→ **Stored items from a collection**
----
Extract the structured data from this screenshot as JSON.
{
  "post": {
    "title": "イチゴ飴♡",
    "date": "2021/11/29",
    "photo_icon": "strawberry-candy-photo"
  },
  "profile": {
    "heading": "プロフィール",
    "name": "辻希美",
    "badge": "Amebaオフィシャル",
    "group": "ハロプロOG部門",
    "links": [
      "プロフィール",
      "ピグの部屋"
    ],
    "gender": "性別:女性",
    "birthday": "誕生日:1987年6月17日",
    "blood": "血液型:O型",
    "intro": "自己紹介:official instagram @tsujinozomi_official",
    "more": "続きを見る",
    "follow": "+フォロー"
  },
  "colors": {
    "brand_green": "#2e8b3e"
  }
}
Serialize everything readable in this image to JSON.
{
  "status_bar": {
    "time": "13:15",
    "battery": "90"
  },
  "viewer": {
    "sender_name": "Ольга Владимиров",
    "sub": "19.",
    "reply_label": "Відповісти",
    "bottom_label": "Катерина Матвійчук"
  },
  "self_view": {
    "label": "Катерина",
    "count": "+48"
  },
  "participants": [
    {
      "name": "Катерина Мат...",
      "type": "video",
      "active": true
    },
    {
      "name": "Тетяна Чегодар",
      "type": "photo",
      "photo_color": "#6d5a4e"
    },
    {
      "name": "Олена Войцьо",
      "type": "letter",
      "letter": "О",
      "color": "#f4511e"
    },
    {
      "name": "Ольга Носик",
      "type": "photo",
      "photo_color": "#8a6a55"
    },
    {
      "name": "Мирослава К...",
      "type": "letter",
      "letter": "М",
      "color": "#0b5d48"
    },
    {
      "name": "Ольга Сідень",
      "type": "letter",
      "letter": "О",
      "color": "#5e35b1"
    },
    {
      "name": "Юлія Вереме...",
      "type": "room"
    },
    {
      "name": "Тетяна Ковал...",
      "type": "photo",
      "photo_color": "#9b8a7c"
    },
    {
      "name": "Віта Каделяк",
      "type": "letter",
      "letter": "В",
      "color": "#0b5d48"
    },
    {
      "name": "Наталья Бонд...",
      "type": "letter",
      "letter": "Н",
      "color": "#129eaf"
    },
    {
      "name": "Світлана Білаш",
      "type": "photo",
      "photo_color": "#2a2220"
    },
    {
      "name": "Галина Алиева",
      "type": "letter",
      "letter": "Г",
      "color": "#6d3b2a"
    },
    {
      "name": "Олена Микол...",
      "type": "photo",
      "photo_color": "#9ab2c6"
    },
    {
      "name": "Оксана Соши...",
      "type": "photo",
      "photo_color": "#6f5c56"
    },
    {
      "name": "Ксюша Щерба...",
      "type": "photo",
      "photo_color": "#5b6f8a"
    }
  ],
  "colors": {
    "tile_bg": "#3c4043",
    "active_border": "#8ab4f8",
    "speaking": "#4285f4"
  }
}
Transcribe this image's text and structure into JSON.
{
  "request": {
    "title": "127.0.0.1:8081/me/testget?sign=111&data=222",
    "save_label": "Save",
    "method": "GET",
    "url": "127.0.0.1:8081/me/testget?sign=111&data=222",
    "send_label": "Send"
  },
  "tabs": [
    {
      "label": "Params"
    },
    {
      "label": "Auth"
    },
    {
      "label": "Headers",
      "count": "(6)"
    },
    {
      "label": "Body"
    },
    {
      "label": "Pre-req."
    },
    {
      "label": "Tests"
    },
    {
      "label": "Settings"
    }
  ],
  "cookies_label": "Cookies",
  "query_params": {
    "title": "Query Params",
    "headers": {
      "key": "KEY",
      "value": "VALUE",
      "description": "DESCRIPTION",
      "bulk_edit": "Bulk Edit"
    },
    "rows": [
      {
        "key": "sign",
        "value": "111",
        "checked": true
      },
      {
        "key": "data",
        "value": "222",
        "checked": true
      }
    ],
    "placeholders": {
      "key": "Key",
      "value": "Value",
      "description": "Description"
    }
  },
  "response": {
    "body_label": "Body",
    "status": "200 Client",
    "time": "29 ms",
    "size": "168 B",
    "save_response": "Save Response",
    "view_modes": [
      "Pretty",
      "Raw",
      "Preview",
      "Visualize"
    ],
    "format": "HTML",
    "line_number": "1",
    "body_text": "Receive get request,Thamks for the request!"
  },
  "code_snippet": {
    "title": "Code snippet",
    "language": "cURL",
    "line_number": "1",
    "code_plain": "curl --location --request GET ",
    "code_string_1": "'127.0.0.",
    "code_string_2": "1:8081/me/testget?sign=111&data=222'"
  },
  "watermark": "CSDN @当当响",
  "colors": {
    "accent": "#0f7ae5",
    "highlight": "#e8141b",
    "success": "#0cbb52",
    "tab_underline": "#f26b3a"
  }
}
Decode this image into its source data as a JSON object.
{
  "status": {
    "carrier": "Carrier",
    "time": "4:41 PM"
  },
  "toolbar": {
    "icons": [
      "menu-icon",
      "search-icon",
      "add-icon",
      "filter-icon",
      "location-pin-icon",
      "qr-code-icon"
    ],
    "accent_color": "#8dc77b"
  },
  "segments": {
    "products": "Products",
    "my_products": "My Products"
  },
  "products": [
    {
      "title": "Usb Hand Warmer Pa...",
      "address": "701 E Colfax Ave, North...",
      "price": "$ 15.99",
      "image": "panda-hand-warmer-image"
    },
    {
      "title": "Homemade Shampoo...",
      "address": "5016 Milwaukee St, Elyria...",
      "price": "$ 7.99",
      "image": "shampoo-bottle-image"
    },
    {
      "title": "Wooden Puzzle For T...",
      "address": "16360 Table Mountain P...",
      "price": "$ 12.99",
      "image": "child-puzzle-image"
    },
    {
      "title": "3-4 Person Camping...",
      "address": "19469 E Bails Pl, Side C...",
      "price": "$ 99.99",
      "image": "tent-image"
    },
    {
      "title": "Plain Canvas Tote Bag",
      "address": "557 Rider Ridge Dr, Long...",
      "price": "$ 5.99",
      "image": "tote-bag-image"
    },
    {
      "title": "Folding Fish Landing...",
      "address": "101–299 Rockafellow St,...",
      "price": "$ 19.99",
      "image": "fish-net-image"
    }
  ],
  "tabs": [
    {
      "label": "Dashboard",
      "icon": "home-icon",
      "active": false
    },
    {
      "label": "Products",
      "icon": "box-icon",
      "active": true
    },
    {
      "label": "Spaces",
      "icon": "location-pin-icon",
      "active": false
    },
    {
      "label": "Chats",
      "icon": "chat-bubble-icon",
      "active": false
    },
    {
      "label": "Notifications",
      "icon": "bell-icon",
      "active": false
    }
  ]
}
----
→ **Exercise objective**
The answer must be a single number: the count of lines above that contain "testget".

→ **Response box**
3